The latest plan calls instead for 229 units — all of them detached, single-family homes — on 24 acres, and no golf course, company co-owner Mark Handel said in a statement.
The homes are all slated to be 2,200-square-foot, two-story, four-bedroom homes.
Proposed development of the property is hotly contested by the Verdugo Hills Golf Course Committee, an activist group that formed in March whose mission is to preserve the course.
"Bottom line is we want that property for the community," committee leader Richard Toyon said.
The more than 40-year-old course has long been an affordable recreational opportunity to residents of Los Angeles, Glendale and unincorporated Los Angeles County, Toyon said.
The Verdugo Hills Golf Course Committee wants the cities of Los Angeles and Glendale, Los Angeles County and the Santa Monica Mountains Conservancy to explore whether they could negotiate a shared purchase of the property from MWH Development Corp.
More than 1,500 residents have signed a petition committee members are circulating in support of the proposed cross-jurisdictional golf course purchase, Toyon said.
Los Angeles City Councilwoman Wendy Greuel and Los Angeles County Supervisor Michael Antonovich have both expressed support for the idea, but potential funding sources have not been named.

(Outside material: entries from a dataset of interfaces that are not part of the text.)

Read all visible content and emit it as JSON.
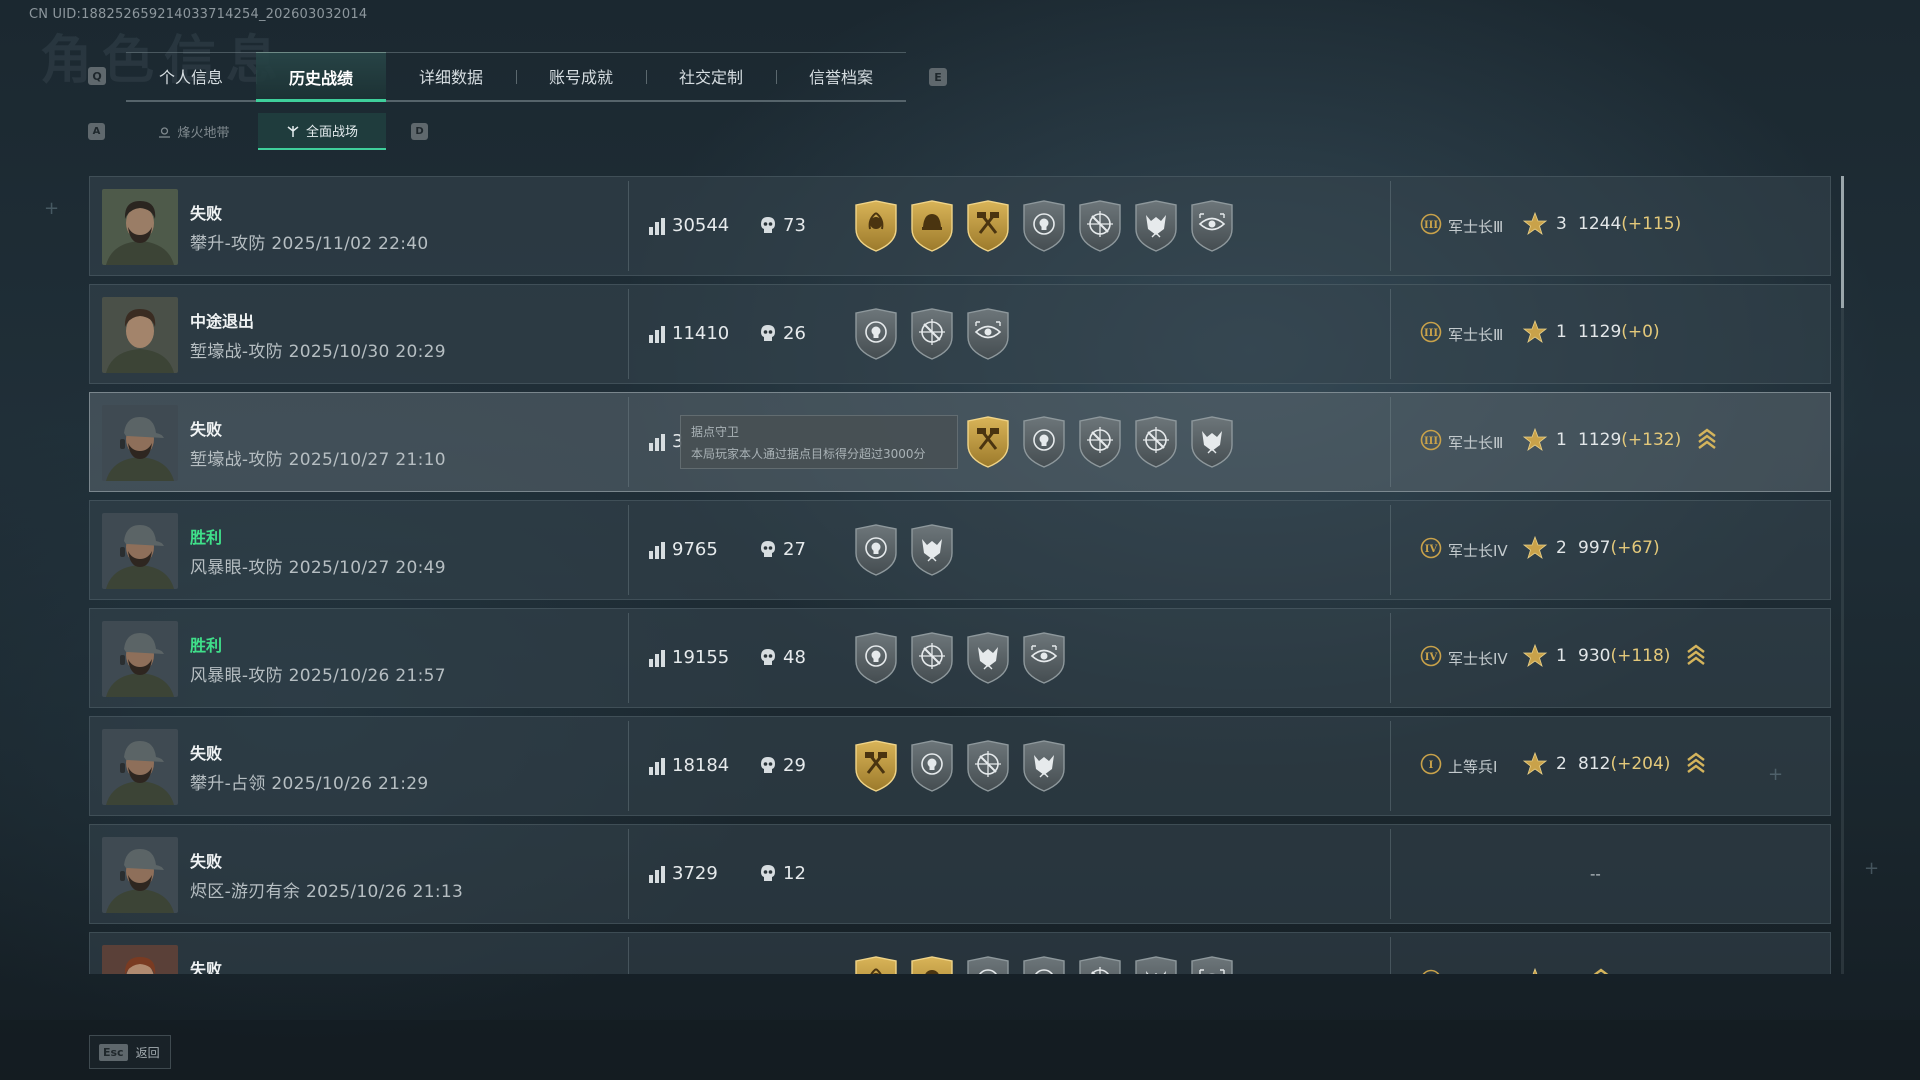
{
  "uid_text": "CN UID:1882526592140337142​54_202603032014",
  "ghost_title": "角色信息",
  "keys": {
    "left_tab": "Q",
    "right_tab": "E",
    "left_sub": "A",
    "right_sub": "D",
    "esc": "Esc"
  },
  "tabs": [
    "个人信息",
    "历史战绩",
    "详细数据",
    "账号成就",
    "社交定制",
    "信誉档案"
  ],
  "active_tab": "历史战绩",
  "subtabs": [
    "烽火地带",
    "全面战场"
  ],
  "active_subtab": "全面战场",
  "rows": [
    {
      "result": "失败",
      "win": false,
      "mode": "攀升-攻防",
      "time": "2025/11/02 22:40",
      "score": "30544",
      "kills": "73",
      "medals": [
        "gold-laurel",
        "gold-helmet",
        "gold-hammers",
        "silver-skull",
        "silver-crosshair",
        "silver-wolf",
        "silver-eye"
      ],
      "rank_numeral": "III",
      "rank": "军士长Ⅲ",
      "stars": "3",
      "rating": "1244",
      "delta": "(+115)",
      "promotion": false
    },
    {
      "result": "中途退出",
      "win": false,
      "mode": "堑壕战-攻防",
      "time": "2025/10/30 20:29",
      "score": "11410",
      "kills": "26",
      "medals": [
        "silver-skull",
        "silver-crosshair",
        "silver-eye"
      ],
      "rank_numeral": "III",
      "rank": "军士长Ⅲ",
      "stars": "1",
      "rating": "1129",
      "delta": "(+0)",
      "promotion": false
    },
    {
      "result": "失败",
      "win": false,
      "mode": "堑壕战-攻防",
      "time": "2025/10/27 21:10",
      "score": "3",
      "kills": "",
      "medals": [
        "gold-hammers",
        "silver-skull",
        "silver-crosshair",
        "silver-crosshair",
        "silver-wolf"
      ],
      "rank_numeral": "III",
      "rank": "军士长Ⅲ",
      "stars": "1",
      "rating": "1129",
      "delta": "(+132)",
      "promotion": true,
      "tooltip": {
        "title": "据点守卫",
        "body": "本局玩家本人通过据点目标得分超过3000分"
      }
    },
    {
      "result": "胜利",
      "win": true,
      "mode": "风暴眼-攻防",
      "time": "2025/10/27 20:49",
      "score": "9765",
      "kills": "27",
      "medals": [
        "silver-skull",
        "silver-wolf"
      ],
      "rank_numeral": "IV",
      "rank": "军士长IV",
      "stars": "2",
      "rating": "997",
      "delta": "(+67)",
      "promotion": false
    },
    {
      "result": "胜利",
      "win": true,
      "mode": "风暴眼-攻防",
      "time": "2025/10/26 21:57",
      "score": "19155",
      "kills": "48",
      "medals": [
        "silver-skull",
        "silver-crosshair",
        "silver-wolf",
        "silver-eye"
      ],
      "rank_numeral": "IV",
      "rank": "军士长IV",
      "stars": "1",
      "rating": "930",
      "delta": "(+118)",
      "promotion": true
    },
    {
      "result": "失败",
      "win": false,
      "mode": "攀升-占领",
      "time": "2025/10/26 21:29",
      "score": "18184",
      "kills": "29",
      "medals": [
        "gold-hammers",
        "silver-skull",
        "silver-crosshair",
        "silver-wolf"
      ],
      "rank_numeral": "I",
      "rank": "上等兵Ⅰ",
      "stars": "2",
      "rating": "812",
      "delta": "(+204)",
      "promotion": true
    },
    {
      "result": "失败",
      "win": false,
      "mode": "烬区-游刃有余",
      "time": "2025/10/26 21:13",
      "score": "3729",
      "kills": "12",
      "medals": [],
      "no_rank": "--"
    },
    {
      "result": "失败",
      "win": false,
      "mode": "",
      "time": "",
      "score": "",
      "kills": "",
      "medals": [
        "gold-laurel",
        "gold-helmet",
        "silver-skull",
        "silver-skull",
        "silver-crosshair",
        "silver-wolf",
        "silver-eye"
      ],
      "rank_numeral": "I",
      "rank": "",
      "stars": "",
      "rating": "",
      "delta": "",
      "promotion": true
    }
  ],
  "footer": {
    "back_label": "返回"
  },
  "colors": {
    "accent": "#3fcf9b",
    "win": "#3fe08a",
    "gold": "#c9a24a",
    "delta": "#e3c87a"
  }
}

MWH Development Corp.'s plan for the property is likely to require a zone change, but the project does seem to comply with the city of Los Angeles' general plan, said Dale Thrush, planning director to Greuel.
Existing zoning of the property calls for low- and medium-density residential development, which typically allows only up to one lot per two acres, Thrush said.
But the city's general plan, which trumps zoning ordinances, allows up to 30 units per acre on the portion of the property that includes the golf course, he said.